|Author Lee Nelson autographs one of his books for San Rafael student Cyal Christmas.|
The San Rafael Swell is the setting for Lee Nelson's newest book, "Born to Rope," which will be released soon. Dianne Butler, media specialist for San Rafael Junior High arranged for Nelson to do a presentation at the school. Nelson told the students, "I am the most read author at the Utah State Prison. One time I went there to do a presentation for 300 prisoners in blue shirts. I told them it was great to have such a captive audience. They booed. I guess that wasn't funny to them. Then I told them I felt right at home because I write books about killers, bank robbers and horse thieves and they cheered.
"I have written approximately 30 books. Most writers are avid readers. If you want to be a writer some day, you must be an avid reader. If you read a lot you will know what a good sentence is when it's time to write one. It is hard to write about a subject you know very little about. You must do your research. Research is not boring, it can be fun," said Nelson.
Nelson shared the story of how he came to shoot a buffalo from a horse. First he practiced at an arena shooting cows with blunt tip arrows. He trained two horses and after a few training sessions the horse knew what to do. Nelson said he practiced at least a 100 times until it became easy. When the horse was trained it became time to shoot a live, moving buffalo. Nelson ended up buying a buffalo for $550 from a man who raised them. They placed the buffalo in a trailer and hauled it south of Tooele. The buffalo owner warned Nelson that buffalo can outrun horses and can be very dangerous and will turn on a horse. He knew of horses that had been killed by the horns of the buffalo.
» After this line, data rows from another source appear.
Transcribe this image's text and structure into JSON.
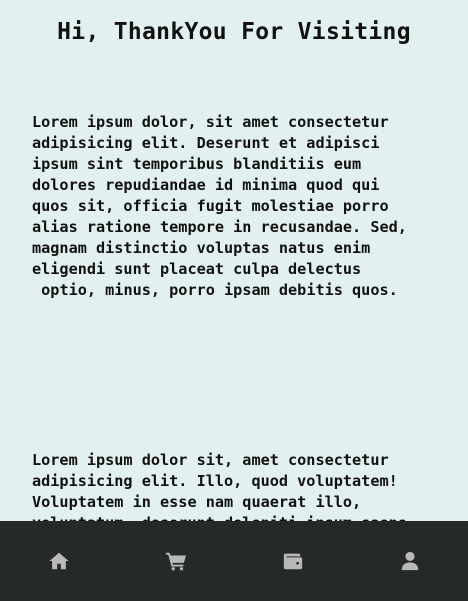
{
  "header": {
    "title": "Hi, ThankYou For Visiting"
  },
  "main": {
    "paragraphs": [
      "Lorem ipsum dolor, sit amet consectetur\nadipisicing elit. Deserunt et adipisci\nipsum sint temporibus blanditiis eum\ndolores repudiandae id minima quod qui\nquos sit, officia fugit molestiae porro\nalias ratione tempore in recusandae. Sed,\nmagnam distinctio voluptas natus enim\neligendi sunt placeat culpa delectus\n optio, minus, porro ipsam debitis quos.",
      "Lorem ipsum dolor sit, amet consectetur\nadipisicing elit. Illo, quod voluptatem!\nVoluptatem in esse nam quaerat illo,\nvoluptatum, deserunt deleniti ipsum saepe"
    ]
  },
  "bottom_nav": {
    "background": "#262a27",
    "icon_color": "#b9b9b9",
    "items": [
      {
        "icon": "home-icon"
      },
      {
        "icon": "cart-icon"
      },
      {
        "icon": "wallet-icon"
      },
      {
        "icon": "user-icon"
      }
    ]
  }
}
Nelson had a large group of people with him on the buffalo hunt including many children. The children were placed in a horse trailer and told not to come out. The buffalo was released and began to run up the valley. Nelson and his horse raced after the buffalo and he was able to shoot it and puncture its lung. Blood began to come out of the nose of the buffalo. It remained on its feet for 50 yards before going down. While Nelson was pursuing the buffalo the children had let themselves out of the horse trailer and were running after the horse and buffalo on foot yelling at the top of their lungs.
Nelson skinned the buffalo Indian style with an obsidian blade. Nelson said the blade worked really well. He also tried a bite of raw buffalo testicle which was a bit chewy. "I don't recommend it," said Nelson.
|Dianne Butler introduces author Lee Nelson.|
Nelson is also completing research for a book on Genghis Khan of Mongolia. He told about going to Mongolia and riding horses across their land. They still live much the same as they did in the days of Genghis Khan; herding animals on public lands and living in tents. The Mongolians conquered all the civilized countries and they did it American Indian style by horseback. Mongolia has a harsh climate which ages the people. They eat a lot of dairy products and their favorite drink is fermented mare's milk. "It tastes like watered down yogurt," said Nelson.
Nelson said he usually spends about two years researching a book before he begins. He begins with an outline after the research and he sorts the information in order. He begins with a rough draft where he lets the words flow to get them onto the page. He said some writers have a hard time starting because they want their work to be perfect the first time. He said a sure cure for writers block is just to get started and something will happen. One other clue he gave was to end the day's writing in the middle of a sentence or an exciting scene and it is easier to pick it up again the next day. Nelson said his favorite time to write is 6 a.m. where he can get a couple of good hours of writing in before the interruptions of the day begin. He writes for two-three hours each day, unless he is nearing the end of a book when he sometimes will write for hours.
Nelson told the group about the novel he completed for Mark Twain. Twain had a partially finished manuscript about Huck Finn and Tom Sawyer: Among the Indians. Twain didn't finish the story which stops where the kidnapped girls are found in an Indian camp. Nelson contacted Twain's Foundation and obtained permission to finish the book. Twenty percent of the royalties on the book go to the Mark Twain foundation. Nelson didn't change any of Twain's words just picked up the story where Twain left off.
Nelson said he owns a publishing company and receives approximately 1,000 manuscripts a year which he goes through searching for material to publish.
Nelson's first book was published in 1979 when he was 39 years old.